Republican support for the Iraq war remains on shaky ground in Congress, epitomized by heated questioning of Petraeus Tuesday by GOP senators.
Many rank-and-file Republicans say they are deeply uneasy about keeping troops in Iraq through next summer, but they also remain reluctant to embrace legislation ordering troops home by next spring. Democrats had anticipated that a larger number of Republicans by now would have turned against Bush on the war because of grim poll numbers and the upcoming 2008 elections.
If Republican support for the war holds, as it might for now, Democrats would have to soften their approach if they want to pass an anti-war proposal. But they remain under substantial pressure by voters and politically influential anti-war groups to settle for nothing less than ordering troop withdrawals or cutting off money for the war — legislation that has little chances of passing.
Petraeus, Crocker questioned
Word of Bush’s plan spread on a day in which several Republicans on the Senate’s Foreign Relations Committee and its Armed Services Committee sharply questioned Petraeus and Crocker in separate hearings.
“Are we going to continue to invest blood and treasure at the same rate we’re doing now?
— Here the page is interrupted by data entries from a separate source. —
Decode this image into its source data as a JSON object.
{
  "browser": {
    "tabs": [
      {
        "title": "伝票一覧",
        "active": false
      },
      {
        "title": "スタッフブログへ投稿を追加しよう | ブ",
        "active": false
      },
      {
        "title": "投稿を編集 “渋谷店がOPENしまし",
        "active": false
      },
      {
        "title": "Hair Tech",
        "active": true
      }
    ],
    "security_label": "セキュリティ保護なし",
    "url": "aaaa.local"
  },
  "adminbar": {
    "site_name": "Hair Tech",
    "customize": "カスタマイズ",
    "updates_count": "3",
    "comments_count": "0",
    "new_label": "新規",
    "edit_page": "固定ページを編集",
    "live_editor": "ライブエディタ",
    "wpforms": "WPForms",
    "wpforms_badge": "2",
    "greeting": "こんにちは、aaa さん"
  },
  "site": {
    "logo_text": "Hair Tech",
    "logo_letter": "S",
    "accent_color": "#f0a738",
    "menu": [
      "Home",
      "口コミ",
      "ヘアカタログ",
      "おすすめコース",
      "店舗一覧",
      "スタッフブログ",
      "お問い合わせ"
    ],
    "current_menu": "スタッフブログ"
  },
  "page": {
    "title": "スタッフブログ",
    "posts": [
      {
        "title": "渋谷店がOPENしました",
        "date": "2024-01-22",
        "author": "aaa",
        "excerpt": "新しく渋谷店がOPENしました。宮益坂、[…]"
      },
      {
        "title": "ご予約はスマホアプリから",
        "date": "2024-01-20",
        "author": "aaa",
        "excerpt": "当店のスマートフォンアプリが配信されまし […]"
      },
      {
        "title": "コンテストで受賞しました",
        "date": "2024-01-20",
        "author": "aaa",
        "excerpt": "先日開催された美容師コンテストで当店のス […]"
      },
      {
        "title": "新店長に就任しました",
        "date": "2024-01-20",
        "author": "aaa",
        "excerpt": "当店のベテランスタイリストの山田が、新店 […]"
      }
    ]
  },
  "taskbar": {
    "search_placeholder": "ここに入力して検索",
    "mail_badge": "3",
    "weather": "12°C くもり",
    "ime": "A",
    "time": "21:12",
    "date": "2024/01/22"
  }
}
For what?” asked Sen. Chuck Hagel, R-Neb., who supports legislation setting a deadline to bring troops home.
Whereas Republicans were once deferential to the thinking of officials running the war, particularly uniformed officers, Hagel and other GOP senators on the panel said they doubted that simply giving war commanders more time would necessarily yield results.
“In my judgment, some type of success in Iraq is possible, but as policymakers, we should acknowledge that we are facing extraordinarily narrow margins for achieving our goals,” said Sen. Richard Lugar of Indiana, the top Republican on the Foreign Relations Committee.
Sen. Norm Coleman said he appreciates plans to return troop levels to 130,000 but that he wants a longer-term vision other than suggestions that Petraeus and Crocker return to Capitol Hill in mid-March to give another assessment.
“Americans want to see light at the end of the tunnel,” said Coleman, R-Minn.
Crocker: Stakes are high
Echoing testimony given to the House on Monday, Petraeus and Crocker acknowledged that Iraq remains largely dysfunctional but said violence had decreased since the influx of added U.S. troops.
Crocker said he believed Iraq had “almost completely unraveled” in late 2006 and early 2007. The increased security, if given more time, could pave the way for political reconciliation, he said.
The ambassador said he fears that announcing troop withdrawals, as Democrats want, would focus Iraqi attention on “building the walls, stocking ammunition and getting ready for a big nasty street fight” rather than working toward reconciliation.
“I do believe that Iraq’s leaders have the will to tackle the country’s pressing problems, although it will take longer than we initially anticipated because of the environment and the gravity of the issue,” Crocker said.
The stakes are high, he added.
“An Iraq that falls into chaos or civil war will mean massive human suffering — well beyond what has already occurred within Iraq’s borders,” Crocker said.
Does war make U.S. safer?
The House hearing fell on the anniversary of the Sept. 11, 2001, terrorist attacks.
In an unusual admission, Petraeus said he was not sure whether his proposal on Iraq would make America safer.
A visibly heated Sen. John Warner, R-Va., asked the question to which Petraeus said: “Sir, I don’t know, actually. I have not sat down and sorted that out in my mind. What I have focused on and riveted on is how to accomplish the mission of the multinational force Iraq.”
Warner said he hoped the general kept in mind the casualties that might result from his recommendation. He also said he did not think the U.S. strategy should rely on Baghdad’s political progress because it might not happen.